However when servitudes are created in the title deeds of properties, it sometimes happens (especially in relation to municipal servitudes in the Johannesburg municipal area) that the description of the servitude is vague and does not explain precisely where it actually lies.
For example, the authors have seen several examples which typically provide that the City Council will have a servitude two meters wide running along the boundary of the property, or along any two boundaries of the property, that are not street fronts.
The problem with this description is that there are typically four boundaries to a property and typically only one them has street frontage, meaning that in a description such as the one quoted for the purposes of illustration here, it is not possible to tell from that description along which one border or two borders of the property concerned the municipal servitude actually lies.
Dealing with Undefined Servitudes
Because servitudes of this nature are created by agreement, the first port of call needs to be the servitude agreement.
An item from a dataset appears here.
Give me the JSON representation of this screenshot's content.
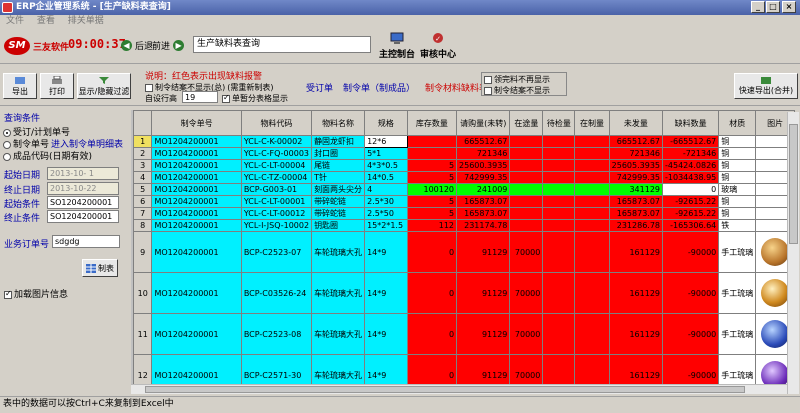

In some cases there will be a notarial deed of servitude which will contain the agreement between the parties that one can have reference to in order to clarify the intention of the parties, but in other cases (especially in relation to municipal servitudes) there will simply be an instruction from the City Council that such a servitude must be created, coupled with a Power of Attorney signed by the (then) owner of the property authorising the creation of this particular servitude, the two of which need to be read together and understood as the servitude agreement.
Clarifying the intention of the parties
If is it still not clear from looking to the original terms of the servitude agreement (or to the instruction by the municipality that the servitude be created) as to along which border of the property concerned the servitude should lie, then the only option to clarify is to resort to the parties to the agreement and ask them as to what their intention was when creating the servitude in the first place.
Municipalities and technical comments
Where this is a municipality this can be an incredibly time consuming, costly and frustrating experience, as a municipality is essentially being asked, in a situation where it could potentially pick any one or two of three borders of a property, which one or two it would like to pick.
In order to answer this question the municipality inevitably circulates the question to all of its technical departments (which in some large metropolitan municipalities can include over twenty separate departments) for comments to see whether any of these particular departments require the servitude to lie along any particular one of the available borders.
Sometimes the comments that come back from the technical departments will not give any clarity to the matter whatsoever, inasmuch as it will still remain open to the relevant person tasked with deciding which borders the servitude runs along, to determine the answer.
In other cases the comments that come back conflict, where different technical departments want the servitude to lie along different borders for their own reasons. In either case it makes it very difficult for the person who has to ultimately decide where the servitude lies to make a decision.
For the reasons explained above the process of determining the extent and lay of an undefined servitude can be very frustrating, time consuming, and expensive especially where the determination lies with a municipality.
In order to avoid the situation from occurring, it is recommended that notaries and conveyancers who are involved in the creation of servitudes, take great care to ensure that the description of the servitude in the title deed or notarial servitude agreement is explicit enough to avoid the above becoming a problem in the future.
Source: Chantelle Gladwin, Partner and Adam Civin, Candidate Attorney
Courtesy: The Agent - Estate Agency Affairs Board